The Big Idea: J.T. Nicholas
What if we lived forever?
Most of us learn early on that we have an expiration date. But medical technology keeps getting better and better and that expiration date keeps getting pushed farther and farther away. Two hundred years ago, the average life expectancy was in the 30s and now that doesn’t even constitute middle age. So, what happens when we crack the secret of immortality? What if, once we had shuffled off the mortal coil, we could be stuffed into a new one, to pick up where we left off? And if something came along and threatened to take away that immortality, what lengths would we go to in order to keep it?
Those were the big questions, the big ideas, behind Re-Coil. What would happen to the world, to society at large, if death was transient? It’s not a new concept: the idea of breaking free of the shackles of mortality has been around forever in science fiction. We’ve got clones and cyborgs, beings uploaded wholesale to electronic wonderlands, brain switching and regeneration. We’ve got genetic manipulation to extend lifespans so long that it might as well be immortality. Hell, we’ve even got good old-fashioned resurrection. Defeating death is a common enough trope, but I wasn’t really interested in the mechanics, the how’s and why’s of it. The thing that I found interesting was what would it do to humanity, to society? And what would whatever society that emerged do to stop threats to that immortality?

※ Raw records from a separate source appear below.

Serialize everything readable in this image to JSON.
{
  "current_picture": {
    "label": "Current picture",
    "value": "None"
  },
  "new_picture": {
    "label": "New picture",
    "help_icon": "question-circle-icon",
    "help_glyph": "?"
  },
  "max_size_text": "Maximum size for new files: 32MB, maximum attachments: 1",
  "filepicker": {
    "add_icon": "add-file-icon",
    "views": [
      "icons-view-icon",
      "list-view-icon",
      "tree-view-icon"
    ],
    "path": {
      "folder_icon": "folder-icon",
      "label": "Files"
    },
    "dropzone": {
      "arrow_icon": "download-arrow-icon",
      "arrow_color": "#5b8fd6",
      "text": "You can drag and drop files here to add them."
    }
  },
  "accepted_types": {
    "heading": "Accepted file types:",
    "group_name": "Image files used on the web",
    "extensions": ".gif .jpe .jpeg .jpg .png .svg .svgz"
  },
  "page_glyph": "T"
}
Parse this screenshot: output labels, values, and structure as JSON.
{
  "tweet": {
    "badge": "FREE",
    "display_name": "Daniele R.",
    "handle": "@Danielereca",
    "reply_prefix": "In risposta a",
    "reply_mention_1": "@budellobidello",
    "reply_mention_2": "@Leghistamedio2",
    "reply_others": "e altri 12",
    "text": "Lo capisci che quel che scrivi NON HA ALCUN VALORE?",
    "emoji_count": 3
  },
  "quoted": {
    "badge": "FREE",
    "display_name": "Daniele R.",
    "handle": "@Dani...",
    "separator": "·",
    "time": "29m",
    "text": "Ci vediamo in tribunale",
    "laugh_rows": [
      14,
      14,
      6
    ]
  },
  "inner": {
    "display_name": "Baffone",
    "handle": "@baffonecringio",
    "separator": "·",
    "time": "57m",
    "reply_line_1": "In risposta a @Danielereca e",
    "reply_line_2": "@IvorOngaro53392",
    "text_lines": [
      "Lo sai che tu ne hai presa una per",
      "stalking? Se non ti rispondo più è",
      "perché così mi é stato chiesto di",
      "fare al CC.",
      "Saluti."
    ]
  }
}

You see, in the world of Re-Coil, immortality is an immutable right. If you die, you will be reborn… eventually. But with an ever-expanding population and scarce resources, new coils – new bodies – are always in short supply. Want to cut the line? Well, you better make sure your premiums are up to date, and the better the insurance plan that you purchase, the more likely you are to be put into a body that matches your specifications. Don’t have insurance? You’ll get there eventually, but you might lose a few years of personal objective time as you hang out in the Archives, waiting in perpetual nothingness to be reborn. And except for the best (and most expensive) plans, there are no guarantees that you’re going to end up in a body that matches your original equipment or personal preferences.
It’s that last bit that lead to the hardest aspects of writing Re-Coil. The story – the plot – is a whodunnit at its heart, a mystery where the protagonists are trying to hunt down their would-be killers and stop the first truly existential threat to humanity since mankind uncovered the secrets of immortality. It’s part mystery, part space action romp, and part cyberpunk conspiracy tale. But writing those bits was the easy part. For me, the hard part of Re-Coil was creating the world, fleshing out the societies, and answering the questions my agent and editor posed. Big questions on race and sex and gender and identity and power that I hadn’t really intended to write about, but once I set up the basic premise, I couldn’t possibly avoid. What happened to all those constructs and how society viewed them if a given person could find themselves wearing a body so different from the one issued at birth?
I knew I was dealing with sensitive topics in a sensitive time and, to be honest, I was scared shitless. Would I screw it up and inadvertently write the most offensive book of all time? Would focusing too much on those elements draw readers away from the story and make the book seem preachy? It was a fine line to walk and I’m fortunate to have had a group of people willing to help me walk it. The best thing about reading (and writing) are those unexpected moments where you find your horizons broadening a bit or where you’re forced to think about things in a different way. Re-Coil did that for me and I hope there are some others out there that it does the same for.
That’s Re-Coil. That’s the Big Idea.